======== DATA IN THIS EXERCISE ========

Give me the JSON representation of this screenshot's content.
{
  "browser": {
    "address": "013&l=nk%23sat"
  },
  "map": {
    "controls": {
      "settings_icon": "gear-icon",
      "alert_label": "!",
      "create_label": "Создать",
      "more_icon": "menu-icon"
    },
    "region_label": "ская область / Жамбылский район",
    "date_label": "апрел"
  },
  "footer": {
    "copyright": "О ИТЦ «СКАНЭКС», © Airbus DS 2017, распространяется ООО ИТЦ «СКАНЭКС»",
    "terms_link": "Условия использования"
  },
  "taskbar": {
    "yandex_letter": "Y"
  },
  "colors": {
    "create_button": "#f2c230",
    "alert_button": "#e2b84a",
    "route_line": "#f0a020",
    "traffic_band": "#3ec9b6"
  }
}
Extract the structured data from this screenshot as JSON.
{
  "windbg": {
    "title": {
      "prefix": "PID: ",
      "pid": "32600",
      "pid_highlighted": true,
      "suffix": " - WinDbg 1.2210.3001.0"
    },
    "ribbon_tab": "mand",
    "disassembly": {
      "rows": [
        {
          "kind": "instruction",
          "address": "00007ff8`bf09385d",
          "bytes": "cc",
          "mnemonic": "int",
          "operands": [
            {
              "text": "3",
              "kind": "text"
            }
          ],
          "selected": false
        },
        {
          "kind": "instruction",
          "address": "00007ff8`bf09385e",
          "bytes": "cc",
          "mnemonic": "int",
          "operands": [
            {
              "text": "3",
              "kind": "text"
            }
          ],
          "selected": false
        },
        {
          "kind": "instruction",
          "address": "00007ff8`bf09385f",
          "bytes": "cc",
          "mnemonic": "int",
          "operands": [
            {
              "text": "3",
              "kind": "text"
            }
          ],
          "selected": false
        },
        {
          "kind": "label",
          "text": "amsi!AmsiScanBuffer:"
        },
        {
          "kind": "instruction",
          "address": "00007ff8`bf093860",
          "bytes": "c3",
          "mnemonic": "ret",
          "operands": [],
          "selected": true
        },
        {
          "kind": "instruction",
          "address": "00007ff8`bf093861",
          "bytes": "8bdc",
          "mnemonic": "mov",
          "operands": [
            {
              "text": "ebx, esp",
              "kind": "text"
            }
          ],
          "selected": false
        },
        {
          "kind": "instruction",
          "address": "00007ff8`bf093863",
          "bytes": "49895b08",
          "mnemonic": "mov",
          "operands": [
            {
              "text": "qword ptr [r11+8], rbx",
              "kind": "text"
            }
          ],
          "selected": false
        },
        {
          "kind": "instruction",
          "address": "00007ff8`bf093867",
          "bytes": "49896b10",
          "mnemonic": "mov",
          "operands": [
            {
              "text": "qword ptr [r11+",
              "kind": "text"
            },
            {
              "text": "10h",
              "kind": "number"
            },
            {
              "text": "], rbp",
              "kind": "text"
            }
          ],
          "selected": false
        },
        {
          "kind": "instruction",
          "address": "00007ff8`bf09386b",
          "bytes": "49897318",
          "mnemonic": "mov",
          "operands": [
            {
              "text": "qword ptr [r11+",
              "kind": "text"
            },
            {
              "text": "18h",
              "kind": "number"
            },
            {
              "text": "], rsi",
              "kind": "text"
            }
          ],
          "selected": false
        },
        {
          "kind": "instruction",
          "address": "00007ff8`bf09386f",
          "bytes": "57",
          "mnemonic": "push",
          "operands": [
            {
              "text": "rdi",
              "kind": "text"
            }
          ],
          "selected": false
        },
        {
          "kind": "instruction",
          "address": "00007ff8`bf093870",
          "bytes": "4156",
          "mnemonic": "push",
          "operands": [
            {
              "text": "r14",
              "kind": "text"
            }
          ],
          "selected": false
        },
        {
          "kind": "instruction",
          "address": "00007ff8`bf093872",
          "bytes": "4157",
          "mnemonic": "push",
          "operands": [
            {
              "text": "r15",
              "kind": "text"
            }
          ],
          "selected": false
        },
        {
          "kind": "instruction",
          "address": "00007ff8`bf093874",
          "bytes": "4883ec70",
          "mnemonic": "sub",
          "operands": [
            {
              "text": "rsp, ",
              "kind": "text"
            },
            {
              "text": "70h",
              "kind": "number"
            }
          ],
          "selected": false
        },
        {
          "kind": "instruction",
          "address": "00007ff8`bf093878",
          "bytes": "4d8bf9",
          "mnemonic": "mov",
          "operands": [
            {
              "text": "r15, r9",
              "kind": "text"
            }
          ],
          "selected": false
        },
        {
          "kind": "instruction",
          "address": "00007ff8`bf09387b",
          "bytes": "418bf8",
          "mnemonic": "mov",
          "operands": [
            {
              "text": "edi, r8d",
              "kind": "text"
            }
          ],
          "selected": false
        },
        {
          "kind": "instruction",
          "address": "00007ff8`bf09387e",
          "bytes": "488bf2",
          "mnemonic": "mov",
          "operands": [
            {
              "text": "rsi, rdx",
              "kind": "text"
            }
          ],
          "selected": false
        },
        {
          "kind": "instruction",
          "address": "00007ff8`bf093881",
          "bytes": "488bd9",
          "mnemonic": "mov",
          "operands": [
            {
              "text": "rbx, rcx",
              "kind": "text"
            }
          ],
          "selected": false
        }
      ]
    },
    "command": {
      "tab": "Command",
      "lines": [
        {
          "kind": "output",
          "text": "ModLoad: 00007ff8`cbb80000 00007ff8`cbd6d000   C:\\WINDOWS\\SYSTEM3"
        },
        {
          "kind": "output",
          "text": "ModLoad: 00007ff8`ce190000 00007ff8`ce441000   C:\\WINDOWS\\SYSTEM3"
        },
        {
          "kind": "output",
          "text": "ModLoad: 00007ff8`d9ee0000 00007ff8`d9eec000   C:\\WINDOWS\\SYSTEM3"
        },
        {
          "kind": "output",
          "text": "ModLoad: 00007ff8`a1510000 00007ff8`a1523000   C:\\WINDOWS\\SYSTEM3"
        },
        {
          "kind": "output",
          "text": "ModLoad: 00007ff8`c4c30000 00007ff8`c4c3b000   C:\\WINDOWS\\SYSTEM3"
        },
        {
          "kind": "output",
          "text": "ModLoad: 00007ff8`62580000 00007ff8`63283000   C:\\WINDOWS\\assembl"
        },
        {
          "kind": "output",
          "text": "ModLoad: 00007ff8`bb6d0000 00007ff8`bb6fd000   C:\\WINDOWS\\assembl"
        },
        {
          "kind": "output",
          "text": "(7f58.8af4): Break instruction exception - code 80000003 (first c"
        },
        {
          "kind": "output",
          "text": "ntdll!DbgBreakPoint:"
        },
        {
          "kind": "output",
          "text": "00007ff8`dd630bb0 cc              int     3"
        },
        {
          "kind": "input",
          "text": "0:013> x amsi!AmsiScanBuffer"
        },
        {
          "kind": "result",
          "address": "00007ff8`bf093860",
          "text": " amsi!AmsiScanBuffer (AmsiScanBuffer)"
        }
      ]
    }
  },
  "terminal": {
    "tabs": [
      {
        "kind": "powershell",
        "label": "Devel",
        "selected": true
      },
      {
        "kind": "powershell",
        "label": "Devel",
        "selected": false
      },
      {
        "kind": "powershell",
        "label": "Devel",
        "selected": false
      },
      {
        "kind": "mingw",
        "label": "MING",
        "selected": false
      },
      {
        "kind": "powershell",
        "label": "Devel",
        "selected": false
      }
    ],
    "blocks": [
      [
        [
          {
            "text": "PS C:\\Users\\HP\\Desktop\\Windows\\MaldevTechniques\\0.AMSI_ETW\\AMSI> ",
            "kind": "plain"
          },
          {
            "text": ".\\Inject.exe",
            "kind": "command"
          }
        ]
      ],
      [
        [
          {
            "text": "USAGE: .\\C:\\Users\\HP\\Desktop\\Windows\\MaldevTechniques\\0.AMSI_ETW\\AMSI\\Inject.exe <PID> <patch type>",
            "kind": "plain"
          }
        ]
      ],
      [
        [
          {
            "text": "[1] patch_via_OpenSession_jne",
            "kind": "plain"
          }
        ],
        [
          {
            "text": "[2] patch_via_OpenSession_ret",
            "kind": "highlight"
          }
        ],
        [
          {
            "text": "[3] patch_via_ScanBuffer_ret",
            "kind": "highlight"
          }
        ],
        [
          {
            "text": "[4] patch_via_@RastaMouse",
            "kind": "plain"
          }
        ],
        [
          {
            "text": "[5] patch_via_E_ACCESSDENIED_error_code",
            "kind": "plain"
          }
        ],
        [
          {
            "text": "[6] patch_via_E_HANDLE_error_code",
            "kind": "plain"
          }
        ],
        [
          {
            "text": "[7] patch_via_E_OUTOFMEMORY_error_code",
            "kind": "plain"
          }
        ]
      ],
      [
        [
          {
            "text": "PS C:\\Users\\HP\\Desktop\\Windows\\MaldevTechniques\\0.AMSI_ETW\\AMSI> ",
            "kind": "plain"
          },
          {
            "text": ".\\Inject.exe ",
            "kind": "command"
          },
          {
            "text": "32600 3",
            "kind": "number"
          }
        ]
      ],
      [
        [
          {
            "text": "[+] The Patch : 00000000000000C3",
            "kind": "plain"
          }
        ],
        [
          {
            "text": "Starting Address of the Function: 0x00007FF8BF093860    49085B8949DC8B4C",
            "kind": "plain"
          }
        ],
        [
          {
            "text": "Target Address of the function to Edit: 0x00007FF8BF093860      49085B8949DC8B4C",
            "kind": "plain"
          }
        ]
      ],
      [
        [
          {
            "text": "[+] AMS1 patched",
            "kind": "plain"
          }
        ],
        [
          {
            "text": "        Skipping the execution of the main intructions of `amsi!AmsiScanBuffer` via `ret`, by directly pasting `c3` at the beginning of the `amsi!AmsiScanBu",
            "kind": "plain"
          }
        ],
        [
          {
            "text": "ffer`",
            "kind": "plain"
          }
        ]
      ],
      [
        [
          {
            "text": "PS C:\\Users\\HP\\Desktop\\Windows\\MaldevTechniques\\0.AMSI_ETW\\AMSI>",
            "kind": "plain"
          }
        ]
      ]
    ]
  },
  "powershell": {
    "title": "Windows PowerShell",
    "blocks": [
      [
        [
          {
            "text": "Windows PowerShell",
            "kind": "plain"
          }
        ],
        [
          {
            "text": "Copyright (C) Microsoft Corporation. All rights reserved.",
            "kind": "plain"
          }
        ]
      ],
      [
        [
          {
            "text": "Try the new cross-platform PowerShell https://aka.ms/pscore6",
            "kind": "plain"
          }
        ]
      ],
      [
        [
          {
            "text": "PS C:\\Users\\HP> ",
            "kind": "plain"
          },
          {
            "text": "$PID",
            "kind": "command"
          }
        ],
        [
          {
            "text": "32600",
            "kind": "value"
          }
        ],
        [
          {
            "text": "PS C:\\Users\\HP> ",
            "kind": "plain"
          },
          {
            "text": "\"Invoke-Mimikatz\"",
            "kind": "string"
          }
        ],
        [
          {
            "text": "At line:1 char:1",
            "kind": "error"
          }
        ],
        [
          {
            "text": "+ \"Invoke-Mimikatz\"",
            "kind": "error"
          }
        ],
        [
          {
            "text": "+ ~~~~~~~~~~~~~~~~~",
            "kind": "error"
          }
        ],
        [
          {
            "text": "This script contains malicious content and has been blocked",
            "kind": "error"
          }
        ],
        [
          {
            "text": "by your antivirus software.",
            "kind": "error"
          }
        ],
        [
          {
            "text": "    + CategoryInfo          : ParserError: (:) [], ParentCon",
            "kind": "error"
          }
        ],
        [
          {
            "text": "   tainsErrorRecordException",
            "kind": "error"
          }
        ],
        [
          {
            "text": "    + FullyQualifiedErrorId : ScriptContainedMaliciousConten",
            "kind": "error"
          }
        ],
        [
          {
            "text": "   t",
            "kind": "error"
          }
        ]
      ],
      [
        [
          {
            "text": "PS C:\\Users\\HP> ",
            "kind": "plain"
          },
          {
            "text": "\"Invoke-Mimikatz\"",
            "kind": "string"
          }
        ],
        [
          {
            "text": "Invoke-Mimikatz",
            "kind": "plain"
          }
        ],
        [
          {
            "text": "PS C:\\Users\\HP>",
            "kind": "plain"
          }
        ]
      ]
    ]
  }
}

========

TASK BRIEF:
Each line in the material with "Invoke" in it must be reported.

RESPONSE TO THE TASK:
            "text": "\"Invoke-Mimikatz\"",
            "text": "+ \"Invoke-Mimikatz\"",
            "text": "\"Invoke-Mimikatz\"",
            "text": "Invoke-Mimikatz",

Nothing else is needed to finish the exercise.